**What the exercise asks:** Look through the entries below, please, and copy every line with the word "glyph".

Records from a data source
==*==

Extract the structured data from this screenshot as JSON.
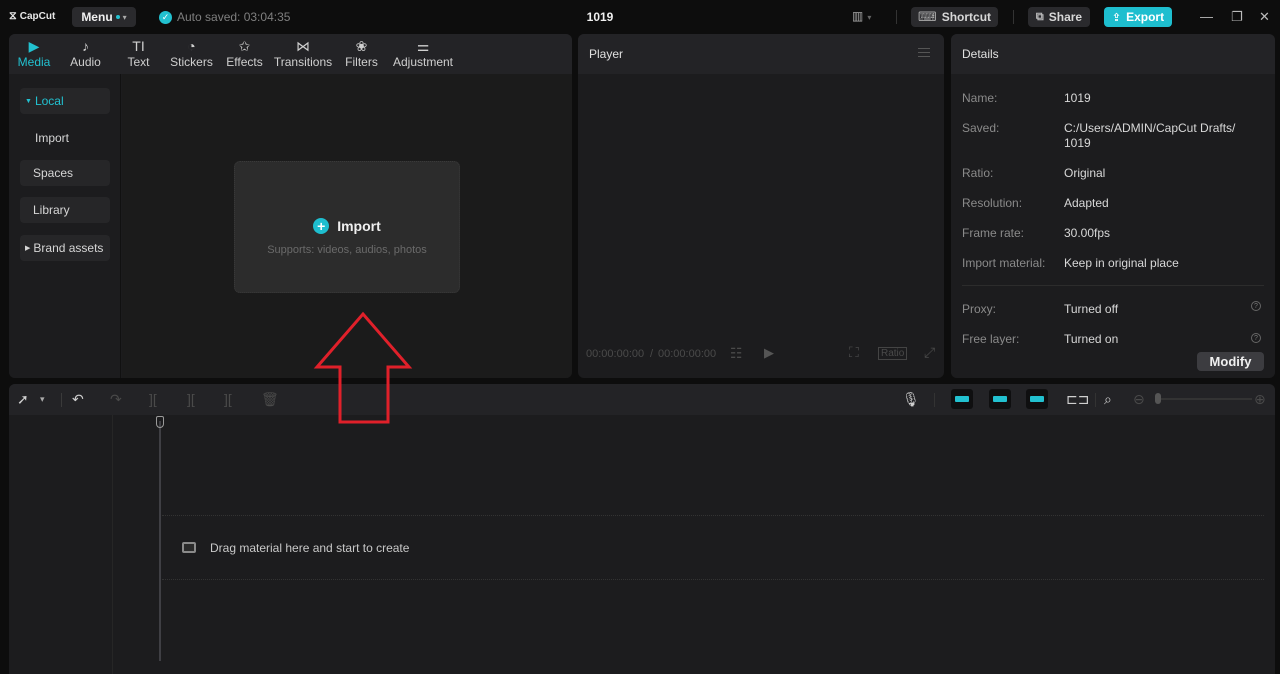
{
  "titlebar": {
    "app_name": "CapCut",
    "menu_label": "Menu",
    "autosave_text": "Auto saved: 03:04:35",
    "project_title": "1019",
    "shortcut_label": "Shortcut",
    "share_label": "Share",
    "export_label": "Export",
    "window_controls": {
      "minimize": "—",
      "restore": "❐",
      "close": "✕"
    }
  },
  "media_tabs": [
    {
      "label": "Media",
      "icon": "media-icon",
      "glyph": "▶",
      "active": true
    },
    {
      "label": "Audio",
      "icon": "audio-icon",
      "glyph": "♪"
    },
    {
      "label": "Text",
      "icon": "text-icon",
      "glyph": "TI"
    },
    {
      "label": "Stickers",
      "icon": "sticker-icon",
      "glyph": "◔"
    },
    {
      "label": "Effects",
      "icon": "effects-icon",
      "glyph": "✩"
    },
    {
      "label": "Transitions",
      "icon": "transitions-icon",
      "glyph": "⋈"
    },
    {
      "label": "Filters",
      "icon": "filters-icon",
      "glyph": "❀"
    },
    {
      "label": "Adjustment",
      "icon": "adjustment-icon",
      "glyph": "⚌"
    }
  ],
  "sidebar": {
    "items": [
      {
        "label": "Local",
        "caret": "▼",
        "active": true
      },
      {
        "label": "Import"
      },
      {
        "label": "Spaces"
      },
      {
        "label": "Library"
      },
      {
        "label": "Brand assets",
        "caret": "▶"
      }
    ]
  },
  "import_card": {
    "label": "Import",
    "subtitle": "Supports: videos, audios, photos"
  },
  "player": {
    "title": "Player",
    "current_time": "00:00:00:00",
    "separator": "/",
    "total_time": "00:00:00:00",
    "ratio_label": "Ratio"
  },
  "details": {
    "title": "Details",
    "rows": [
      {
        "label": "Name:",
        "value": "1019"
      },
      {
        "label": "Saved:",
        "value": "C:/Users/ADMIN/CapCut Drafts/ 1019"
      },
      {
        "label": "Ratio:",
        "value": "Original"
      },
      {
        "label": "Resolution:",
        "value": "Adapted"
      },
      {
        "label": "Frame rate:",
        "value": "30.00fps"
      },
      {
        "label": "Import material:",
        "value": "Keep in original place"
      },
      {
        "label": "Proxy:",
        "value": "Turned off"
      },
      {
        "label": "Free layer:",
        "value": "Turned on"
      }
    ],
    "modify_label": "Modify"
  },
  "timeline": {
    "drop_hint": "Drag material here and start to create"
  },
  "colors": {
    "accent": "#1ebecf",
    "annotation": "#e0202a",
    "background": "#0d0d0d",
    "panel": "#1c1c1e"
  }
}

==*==

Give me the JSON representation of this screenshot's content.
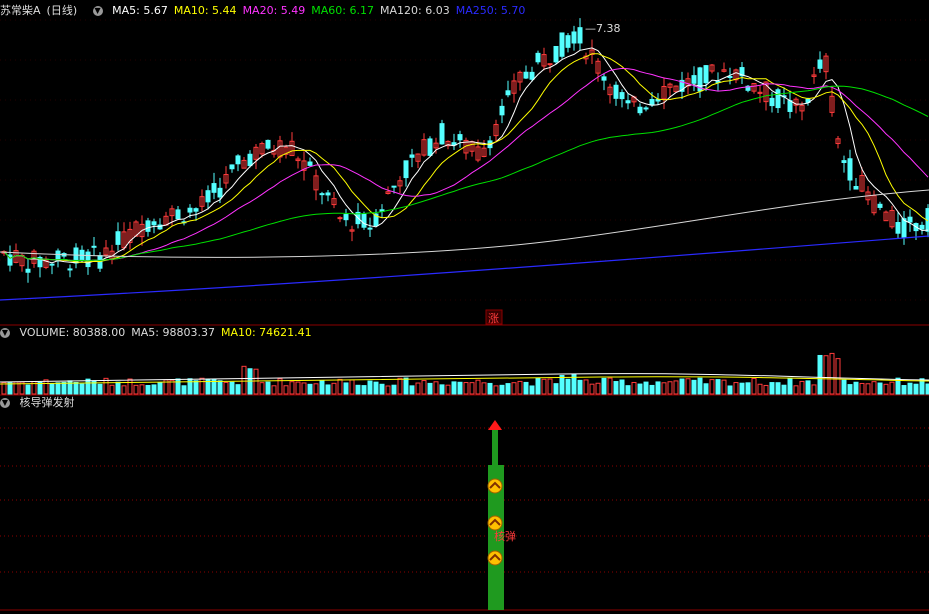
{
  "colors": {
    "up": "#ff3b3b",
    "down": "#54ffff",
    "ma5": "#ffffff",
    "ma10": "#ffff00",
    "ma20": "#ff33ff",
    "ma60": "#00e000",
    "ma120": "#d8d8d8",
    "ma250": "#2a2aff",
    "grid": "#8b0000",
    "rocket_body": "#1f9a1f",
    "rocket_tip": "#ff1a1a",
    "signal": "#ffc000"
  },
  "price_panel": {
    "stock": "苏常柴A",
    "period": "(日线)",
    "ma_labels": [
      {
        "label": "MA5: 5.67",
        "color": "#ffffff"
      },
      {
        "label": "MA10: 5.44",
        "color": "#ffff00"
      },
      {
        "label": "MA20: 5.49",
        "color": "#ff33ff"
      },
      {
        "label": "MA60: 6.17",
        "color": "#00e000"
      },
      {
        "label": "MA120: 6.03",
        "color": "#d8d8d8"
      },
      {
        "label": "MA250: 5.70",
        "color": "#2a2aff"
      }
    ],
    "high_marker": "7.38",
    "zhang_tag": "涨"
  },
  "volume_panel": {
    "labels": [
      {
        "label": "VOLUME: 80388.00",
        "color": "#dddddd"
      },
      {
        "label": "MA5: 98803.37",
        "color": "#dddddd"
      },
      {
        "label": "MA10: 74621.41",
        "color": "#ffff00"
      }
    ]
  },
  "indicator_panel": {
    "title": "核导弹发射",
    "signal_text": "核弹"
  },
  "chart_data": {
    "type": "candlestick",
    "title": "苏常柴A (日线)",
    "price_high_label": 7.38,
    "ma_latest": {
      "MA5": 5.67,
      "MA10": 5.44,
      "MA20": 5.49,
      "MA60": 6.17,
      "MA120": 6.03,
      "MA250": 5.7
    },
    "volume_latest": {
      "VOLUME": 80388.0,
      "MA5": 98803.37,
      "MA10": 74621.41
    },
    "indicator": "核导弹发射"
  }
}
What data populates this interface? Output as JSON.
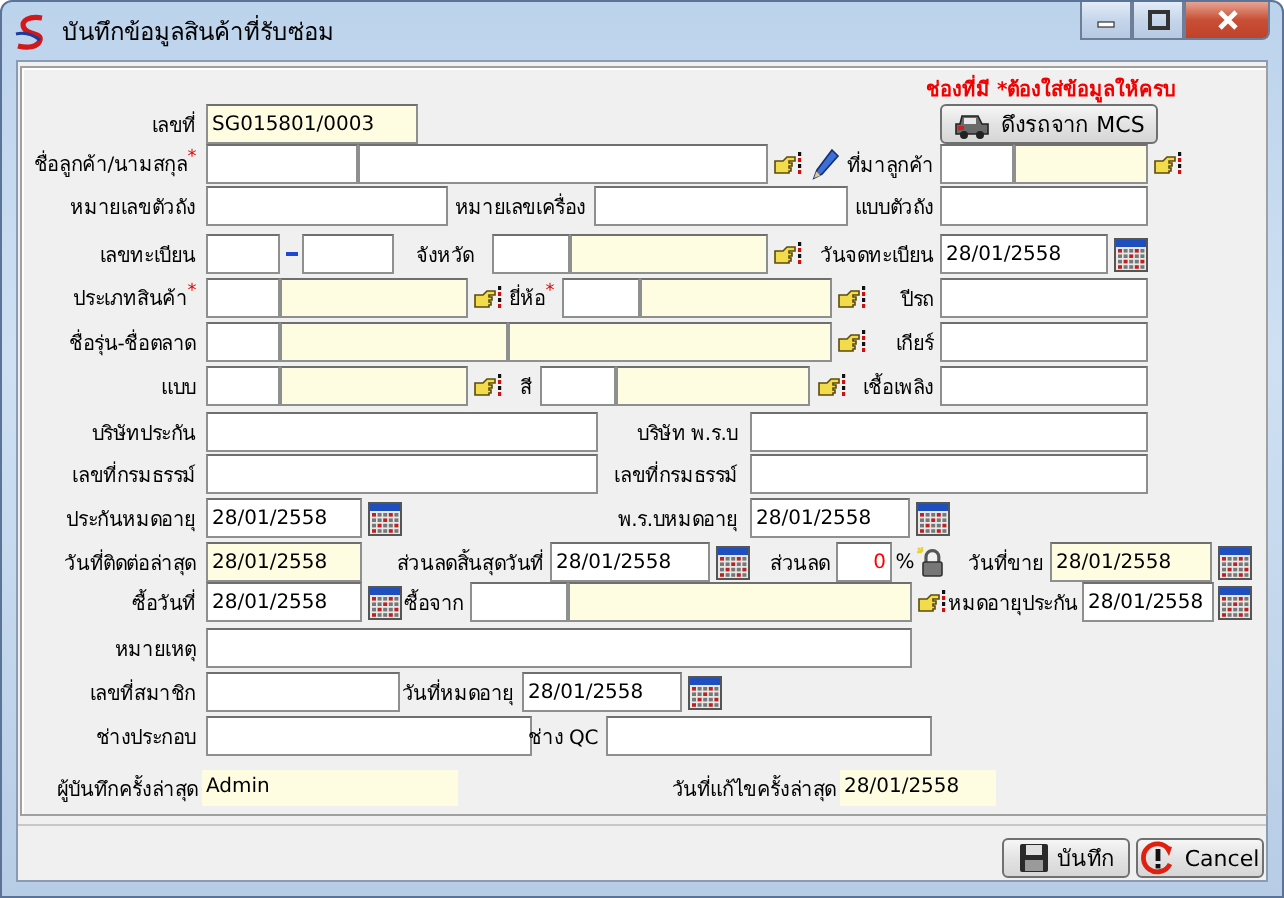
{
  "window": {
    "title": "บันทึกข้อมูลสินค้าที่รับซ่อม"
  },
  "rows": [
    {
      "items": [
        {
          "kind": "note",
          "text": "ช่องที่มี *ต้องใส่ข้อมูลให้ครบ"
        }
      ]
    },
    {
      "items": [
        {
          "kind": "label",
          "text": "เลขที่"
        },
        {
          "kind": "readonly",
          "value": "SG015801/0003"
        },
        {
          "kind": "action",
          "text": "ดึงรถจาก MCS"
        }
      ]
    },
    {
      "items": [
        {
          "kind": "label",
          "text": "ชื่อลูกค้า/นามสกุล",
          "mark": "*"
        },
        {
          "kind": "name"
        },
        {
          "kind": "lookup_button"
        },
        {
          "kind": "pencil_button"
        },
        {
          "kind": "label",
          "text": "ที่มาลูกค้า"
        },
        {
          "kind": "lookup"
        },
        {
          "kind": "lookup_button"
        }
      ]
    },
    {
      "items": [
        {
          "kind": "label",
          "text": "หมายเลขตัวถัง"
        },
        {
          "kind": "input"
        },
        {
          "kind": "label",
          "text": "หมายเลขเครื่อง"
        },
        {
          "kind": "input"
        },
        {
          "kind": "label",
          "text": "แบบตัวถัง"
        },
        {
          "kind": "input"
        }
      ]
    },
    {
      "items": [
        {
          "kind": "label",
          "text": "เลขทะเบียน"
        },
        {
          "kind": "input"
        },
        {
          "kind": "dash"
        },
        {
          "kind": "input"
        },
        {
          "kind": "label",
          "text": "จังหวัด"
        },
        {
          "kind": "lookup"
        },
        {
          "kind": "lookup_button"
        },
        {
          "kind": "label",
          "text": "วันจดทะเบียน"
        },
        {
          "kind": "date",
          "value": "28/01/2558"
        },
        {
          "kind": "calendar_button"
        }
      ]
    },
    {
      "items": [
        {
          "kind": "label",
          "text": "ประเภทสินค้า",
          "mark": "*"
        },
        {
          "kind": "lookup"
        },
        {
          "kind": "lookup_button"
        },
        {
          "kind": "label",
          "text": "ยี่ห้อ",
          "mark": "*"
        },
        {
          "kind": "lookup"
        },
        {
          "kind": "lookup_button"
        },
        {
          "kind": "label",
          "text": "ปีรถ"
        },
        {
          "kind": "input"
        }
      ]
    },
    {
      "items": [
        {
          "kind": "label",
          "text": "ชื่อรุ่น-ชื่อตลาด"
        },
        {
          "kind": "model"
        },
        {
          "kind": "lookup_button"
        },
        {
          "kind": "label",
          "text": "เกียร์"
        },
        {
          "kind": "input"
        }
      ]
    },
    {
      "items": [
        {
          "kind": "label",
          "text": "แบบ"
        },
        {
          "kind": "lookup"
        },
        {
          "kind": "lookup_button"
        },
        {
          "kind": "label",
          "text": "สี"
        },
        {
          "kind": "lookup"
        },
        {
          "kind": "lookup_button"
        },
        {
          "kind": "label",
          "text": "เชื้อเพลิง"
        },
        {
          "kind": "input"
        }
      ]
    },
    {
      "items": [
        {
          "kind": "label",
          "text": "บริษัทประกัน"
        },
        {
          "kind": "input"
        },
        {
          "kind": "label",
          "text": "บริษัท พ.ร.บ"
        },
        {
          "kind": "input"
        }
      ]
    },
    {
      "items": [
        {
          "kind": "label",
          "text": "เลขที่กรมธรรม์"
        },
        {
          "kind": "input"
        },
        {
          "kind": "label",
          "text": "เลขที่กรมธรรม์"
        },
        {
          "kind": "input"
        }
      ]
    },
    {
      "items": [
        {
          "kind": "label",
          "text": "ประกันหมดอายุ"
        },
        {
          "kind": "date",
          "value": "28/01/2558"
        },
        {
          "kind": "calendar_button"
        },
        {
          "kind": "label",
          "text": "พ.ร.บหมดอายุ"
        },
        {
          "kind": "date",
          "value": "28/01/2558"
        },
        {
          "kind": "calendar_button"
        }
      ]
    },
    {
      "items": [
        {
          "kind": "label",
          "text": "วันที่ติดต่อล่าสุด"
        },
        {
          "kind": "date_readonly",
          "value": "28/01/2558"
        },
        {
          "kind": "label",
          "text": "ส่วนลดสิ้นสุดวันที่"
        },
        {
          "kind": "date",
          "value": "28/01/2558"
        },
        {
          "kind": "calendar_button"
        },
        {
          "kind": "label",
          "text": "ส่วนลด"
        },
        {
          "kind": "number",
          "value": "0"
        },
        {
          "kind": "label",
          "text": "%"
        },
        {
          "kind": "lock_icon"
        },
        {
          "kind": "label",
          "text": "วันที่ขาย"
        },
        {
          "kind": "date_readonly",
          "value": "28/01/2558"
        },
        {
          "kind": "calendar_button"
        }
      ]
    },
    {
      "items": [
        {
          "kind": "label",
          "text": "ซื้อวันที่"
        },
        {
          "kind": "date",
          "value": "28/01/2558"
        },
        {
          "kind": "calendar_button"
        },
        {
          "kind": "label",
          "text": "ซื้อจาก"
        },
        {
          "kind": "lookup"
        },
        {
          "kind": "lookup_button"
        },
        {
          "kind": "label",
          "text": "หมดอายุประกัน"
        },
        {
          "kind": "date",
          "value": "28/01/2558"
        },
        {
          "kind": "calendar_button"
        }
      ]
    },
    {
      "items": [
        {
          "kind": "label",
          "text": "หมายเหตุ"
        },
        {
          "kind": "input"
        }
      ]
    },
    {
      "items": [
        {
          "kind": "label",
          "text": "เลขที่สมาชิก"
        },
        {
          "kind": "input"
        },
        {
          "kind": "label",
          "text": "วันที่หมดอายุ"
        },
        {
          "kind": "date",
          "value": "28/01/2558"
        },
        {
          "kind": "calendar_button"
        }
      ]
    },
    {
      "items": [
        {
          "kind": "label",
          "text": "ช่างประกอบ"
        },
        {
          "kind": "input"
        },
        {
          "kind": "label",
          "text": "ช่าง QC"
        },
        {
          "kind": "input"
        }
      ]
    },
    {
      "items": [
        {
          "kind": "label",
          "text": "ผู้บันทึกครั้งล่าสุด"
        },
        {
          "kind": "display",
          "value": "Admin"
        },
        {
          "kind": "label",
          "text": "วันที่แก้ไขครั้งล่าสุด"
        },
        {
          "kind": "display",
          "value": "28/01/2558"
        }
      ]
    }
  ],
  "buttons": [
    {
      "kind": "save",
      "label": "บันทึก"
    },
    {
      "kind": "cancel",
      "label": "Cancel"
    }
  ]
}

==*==

**Written response:**
      "glyph": "▶",
      "glyph": "♪"
      "glyph": "TI"
      "glyph": "◔"
      "glyph": "✩"
      "glyph": "⋈"
      "glyph": "❀"
      "glyph": "⚌"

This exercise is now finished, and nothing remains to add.